## TASK GOAL
Pick every line out of the entries below that holds the string "content", and report them.
-------- RECORD EXTRACTS --------
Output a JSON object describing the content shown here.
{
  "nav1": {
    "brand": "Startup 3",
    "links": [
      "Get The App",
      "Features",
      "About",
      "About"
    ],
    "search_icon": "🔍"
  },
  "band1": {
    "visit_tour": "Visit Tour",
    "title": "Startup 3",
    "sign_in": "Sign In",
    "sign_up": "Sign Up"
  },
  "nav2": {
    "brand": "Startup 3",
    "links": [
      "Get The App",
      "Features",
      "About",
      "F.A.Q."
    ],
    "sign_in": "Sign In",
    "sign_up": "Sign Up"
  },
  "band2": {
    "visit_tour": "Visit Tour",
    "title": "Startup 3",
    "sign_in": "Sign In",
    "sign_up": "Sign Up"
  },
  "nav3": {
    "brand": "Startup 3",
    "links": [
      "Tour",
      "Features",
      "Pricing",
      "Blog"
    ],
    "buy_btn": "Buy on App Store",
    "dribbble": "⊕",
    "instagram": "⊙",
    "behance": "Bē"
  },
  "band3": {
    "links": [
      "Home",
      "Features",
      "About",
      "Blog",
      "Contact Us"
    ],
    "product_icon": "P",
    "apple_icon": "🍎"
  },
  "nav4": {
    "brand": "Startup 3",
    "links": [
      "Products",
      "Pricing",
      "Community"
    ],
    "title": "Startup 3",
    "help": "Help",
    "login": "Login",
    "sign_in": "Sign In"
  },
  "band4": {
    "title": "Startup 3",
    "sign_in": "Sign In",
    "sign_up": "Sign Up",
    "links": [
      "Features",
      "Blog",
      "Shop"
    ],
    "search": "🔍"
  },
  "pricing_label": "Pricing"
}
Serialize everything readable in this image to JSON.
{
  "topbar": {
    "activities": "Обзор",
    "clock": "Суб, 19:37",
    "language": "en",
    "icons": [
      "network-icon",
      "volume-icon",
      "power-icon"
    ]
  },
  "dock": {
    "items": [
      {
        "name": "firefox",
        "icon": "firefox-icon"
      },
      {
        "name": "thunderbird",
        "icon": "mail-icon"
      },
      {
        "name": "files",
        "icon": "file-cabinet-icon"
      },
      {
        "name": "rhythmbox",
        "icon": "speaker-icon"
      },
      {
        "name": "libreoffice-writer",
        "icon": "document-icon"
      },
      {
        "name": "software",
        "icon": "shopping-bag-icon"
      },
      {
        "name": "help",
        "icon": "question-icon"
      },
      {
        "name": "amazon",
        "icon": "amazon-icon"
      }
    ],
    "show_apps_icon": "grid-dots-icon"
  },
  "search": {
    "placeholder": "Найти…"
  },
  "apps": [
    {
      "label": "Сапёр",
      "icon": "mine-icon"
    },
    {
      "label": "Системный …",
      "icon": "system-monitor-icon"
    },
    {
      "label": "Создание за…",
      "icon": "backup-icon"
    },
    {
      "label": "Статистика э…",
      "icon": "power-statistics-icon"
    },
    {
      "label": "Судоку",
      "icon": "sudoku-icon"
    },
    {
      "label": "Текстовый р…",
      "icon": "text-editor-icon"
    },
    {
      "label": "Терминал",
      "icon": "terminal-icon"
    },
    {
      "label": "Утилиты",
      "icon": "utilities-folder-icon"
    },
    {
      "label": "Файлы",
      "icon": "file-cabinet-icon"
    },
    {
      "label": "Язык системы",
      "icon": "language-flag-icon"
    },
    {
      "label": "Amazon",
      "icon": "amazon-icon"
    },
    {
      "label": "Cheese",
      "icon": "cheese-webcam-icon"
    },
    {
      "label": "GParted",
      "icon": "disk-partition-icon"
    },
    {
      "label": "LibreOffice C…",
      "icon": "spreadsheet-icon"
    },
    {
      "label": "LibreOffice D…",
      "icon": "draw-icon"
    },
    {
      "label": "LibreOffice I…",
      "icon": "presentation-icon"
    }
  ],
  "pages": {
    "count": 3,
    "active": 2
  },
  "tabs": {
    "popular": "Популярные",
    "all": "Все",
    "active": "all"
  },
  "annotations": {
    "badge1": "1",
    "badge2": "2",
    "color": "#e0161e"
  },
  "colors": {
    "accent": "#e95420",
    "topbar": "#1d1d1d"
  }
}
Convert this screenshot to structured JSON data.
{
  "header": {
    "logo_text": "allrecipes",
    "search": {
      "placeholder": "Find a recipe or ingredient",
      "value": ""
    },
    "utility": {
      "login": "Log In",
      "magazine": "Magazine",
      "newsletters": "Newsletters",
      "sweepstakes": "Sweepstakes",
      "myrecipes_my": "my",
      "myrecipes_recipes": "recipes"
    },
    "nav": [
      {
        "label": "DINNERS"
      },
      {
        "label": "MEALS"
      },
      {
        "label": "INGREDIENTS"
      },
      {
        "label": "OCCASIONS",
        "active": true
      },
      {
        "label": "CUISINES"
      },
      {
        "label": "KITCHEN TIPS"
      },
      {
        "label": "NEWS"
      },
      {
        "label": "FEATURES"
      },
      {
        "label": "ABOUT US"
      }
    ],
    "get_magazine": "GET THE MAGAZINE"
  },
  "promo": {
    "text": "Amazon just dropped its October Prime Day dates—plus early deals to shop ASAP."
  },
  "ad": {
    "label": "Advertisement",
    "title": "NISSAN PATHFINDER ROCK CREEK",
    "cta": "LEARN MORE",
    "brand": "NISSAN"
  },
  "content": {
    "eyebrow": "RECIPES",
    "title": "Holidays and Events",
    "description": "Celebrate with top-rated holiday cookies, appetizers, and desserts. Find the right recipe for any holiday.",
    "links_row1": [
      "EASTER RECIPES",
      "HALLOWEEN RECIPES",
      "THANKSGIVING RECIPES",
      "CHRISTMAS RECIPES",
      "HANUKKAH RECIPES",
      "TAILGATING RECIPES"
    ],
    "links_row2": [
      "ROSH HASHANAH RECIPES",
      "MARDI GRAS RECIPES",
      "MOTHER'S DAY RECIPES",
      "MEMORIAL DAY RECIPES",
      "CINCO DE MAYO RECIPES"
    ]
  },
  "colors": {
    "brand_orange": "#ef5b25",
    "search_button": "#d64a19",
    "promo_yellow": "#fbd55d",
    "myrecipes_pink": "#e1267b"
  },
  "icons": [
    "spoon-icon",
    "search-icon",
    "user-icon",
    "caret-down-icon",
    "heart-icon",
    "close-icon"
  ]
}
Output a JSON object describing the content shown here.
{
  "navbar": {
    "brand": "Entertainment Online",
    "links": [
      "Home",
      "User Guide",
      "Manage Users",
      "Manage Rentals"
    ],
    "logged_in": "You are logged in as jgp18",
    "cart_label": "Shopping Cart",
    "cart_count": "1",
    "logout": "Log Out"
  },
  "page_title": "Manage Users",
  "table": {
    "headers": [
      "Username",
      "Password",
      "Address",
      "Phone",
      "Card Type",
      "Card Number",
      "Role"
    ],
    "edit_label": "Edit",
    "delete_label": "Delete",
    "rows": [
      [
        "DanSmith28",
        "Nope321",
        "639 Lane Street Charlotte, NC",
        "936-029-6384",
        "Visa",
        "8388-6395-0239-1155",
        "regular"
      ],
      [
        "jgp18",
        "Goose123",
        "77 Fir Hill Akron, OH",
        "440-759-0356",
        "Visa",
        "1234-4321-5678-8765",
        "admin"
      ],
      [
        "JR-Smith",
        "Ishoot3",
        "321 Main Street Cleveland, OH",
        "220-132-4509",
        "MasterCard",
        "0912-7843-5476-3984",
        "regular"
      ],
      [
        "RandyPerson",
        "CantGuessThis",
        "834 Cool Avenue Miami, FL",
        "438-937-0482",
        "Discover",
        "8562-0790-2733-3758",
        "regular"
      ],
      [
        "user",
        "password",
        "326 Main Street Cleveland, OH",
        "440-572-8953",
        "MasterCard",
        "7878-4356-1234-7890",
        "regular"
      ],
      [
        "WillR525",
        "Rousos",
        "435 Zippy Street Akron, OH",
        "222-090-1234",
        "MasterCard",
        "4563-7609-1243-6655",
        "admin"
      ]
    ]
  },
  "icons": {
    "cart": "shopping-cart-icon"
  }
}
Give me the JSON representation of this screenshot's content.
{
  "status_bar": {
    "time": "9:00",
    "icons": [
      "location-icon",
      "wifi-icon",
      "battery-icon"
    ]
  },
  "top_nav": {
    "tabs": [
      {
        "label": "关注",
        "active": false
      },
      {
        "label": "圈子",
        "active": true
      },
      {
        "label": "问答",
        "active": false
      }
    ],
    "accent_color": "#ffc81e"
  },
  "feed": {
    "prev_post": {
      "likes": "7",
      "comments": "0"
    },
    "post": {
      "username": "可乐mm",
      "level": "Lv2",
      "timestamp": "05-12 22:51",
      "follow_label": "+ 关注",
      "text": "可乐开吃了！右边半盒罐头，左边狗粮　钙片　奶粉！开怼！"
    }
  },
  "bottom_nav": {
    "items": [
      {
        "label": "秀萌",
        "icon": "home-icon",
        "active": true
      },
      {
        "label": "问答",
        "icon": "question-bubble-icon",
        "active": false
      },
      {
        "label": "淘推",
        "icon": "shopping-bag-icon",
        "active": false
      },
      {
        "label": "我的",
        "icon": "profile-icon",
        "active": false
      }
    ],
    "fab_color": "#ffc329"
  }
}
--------
## RESULT OF THE TASK
Output a JSON object describing the content shown here.
  "content": {
Output a JSON object describing the content shown here.
Give me the JSON representation of this screenshot's content.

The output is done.